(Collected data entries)

== Segment start ==

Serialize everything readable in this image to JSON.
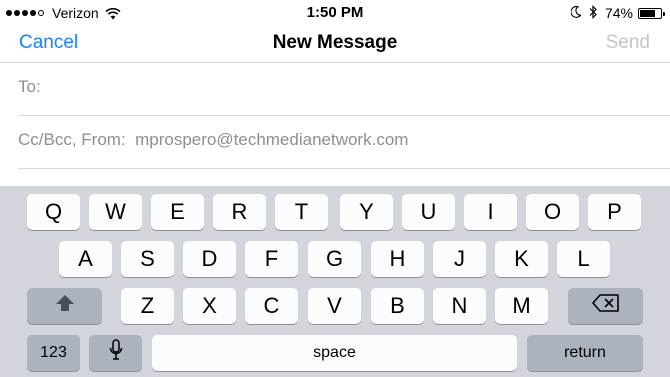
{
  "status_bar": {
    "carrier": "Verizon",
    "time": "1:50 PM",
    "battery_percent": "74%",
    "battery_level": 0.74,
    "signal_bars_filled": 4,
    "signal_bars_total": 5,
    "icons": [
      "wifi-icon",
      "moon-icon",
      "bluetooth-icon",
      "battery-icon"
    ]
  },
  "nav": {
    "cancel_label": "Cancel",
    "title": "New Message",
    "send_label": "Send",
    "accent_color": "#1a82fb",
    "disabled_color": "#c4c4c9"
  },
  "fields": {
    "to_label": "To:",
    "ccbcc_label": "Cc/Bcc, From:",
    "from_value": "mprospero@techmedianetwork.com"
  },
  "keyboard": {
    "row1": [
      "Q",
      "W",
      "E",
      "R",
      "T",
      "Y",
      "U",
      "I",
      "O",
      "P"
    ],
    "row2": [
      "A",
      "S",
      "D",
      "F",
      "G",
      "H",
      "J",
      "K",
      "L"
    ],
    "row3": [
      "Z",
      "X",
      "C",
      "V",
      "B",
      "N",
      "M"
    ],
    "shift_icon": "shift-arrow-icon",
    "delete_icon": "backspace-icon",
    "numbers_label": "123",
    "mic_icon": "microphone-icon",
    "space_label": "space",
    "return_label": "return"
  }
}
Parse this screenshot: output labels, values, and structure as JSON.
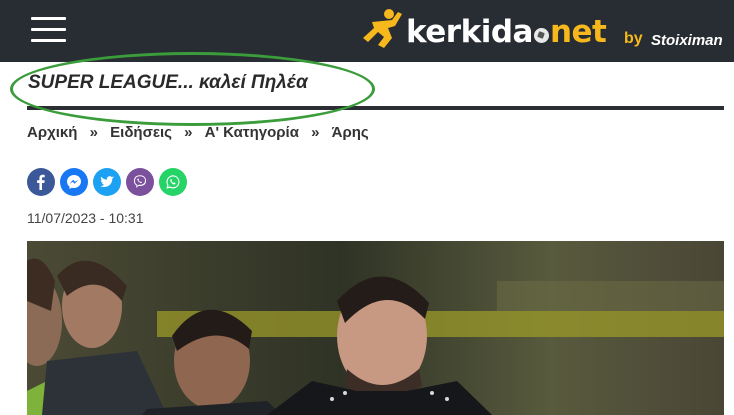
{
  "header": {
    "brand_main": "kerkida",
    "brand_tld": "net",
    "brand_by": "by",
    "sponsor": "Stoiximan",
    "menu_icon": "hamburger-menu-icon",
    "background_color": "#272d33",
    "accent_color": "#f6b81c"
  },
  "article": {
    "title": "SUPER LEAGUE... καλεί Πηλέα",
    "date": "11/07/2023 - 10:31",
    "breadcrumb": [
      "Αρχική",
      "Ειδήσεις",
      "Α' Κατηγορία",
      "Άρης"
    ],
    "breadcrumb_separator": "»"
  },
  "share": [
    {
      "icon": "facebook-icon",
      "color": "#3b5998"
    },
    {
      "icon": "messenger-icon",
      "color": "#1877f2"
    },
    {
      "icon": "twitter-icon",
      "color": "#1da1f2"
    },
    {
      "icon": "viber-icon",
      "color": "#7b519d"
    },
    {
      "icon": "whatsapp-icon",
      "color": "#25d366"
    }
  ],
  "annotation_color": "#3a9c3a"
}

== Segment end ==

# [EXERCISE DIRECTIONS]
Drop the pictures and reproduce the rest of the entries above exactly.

# [RESPONSE TO THIS TASK]
Serialize everything readable in this image to JSON.
{
  "status_bar": {
    "carrier": "Verizon",
    "time": "1:50 PM",
    "battery_percent": "74%",
    "battery_level": 0.74,
    "signal_bars_filled": 4,
    "signal_bars_total": 5,
    "icons": [
      "wifi-icon",
      "moon-icon",
      "bluetooth-icon",
      "battery-icon"
    ]
  },
  "nav": {
    "cancel_label": "Cancel",
    "title": "New Message",
    "send_label": "Send",
    "accent_color": "#1a82fb",
    "disabled_color": "#c4c4c9"
  },
  "fields": {
    "to_label": "To:",
    "ccbcc_label": "Cc/Bcc, From:",
    "from_value": "mprospero@techmedianetwork.com"
  },
  "keyboard": {
    "row1": [
      "Q",
      "W",
      "E",
      "R",
      "T",
      "Y",
      "U",
      "I",
      "O",
      "P"
    ],
    "row2": [
      "A",
      "S",
      "D",
      "F",
      "G",
      "H",
      "J",
      "K",
      "L"
    ],
    "row3": [
      "Z",
      "X",
      "C",
      "V",
      "B",
      "N",
      "M"
    ],
    "shift_icon": "shift-arrow-icon",
    "delete_icon": "backspace-icon",
    "numbers_label": "123",
    "mic_icon": "microphone-icon",
    "space_label": "space",
    "return_label": "return"
  }
}
Parse this screenshot: output labels, values, and structure as JSON.
{
  "header": {
    "brand_main": "kerkida",
    "brand_tld": "net",
    "brand_by": "by",
    "sponsor": "Stoiximan",
    "menu_icon": "hamburger-menu-icon",
    "background_color": "#272d33",
    "accent_color": "#f6b81c"
  },
  "article": {
    "title": "SUPER LEAGUE... καλεί Πηλέα",
    "date": "11/07/2023 - 10:31",
    "breadcrumb": [
      "Αρχική",
      "Ειδήσεις",
      "Α' Κατηγορία",
      "Άρης"
    ],
    "breadcrumb_separator": "»"
  },
  "share": [
    {
      "icon": "facebook-icon",
      "color": "#3b5998"
    },
    {
      "icon": "messenger-icon",
      "color": "#1877f2"
    },
    {
      "icon": "twitter-icon",
      "color": "#1da1f2"
    },
    {
      "icon": "viber-icon",
      "color": "#7b519d"
    },
    {
      "icon": "whatsapp-icon",
      "color": "#25d366"
    }
  ],
  "annotation_color": "#3a9c3a"
}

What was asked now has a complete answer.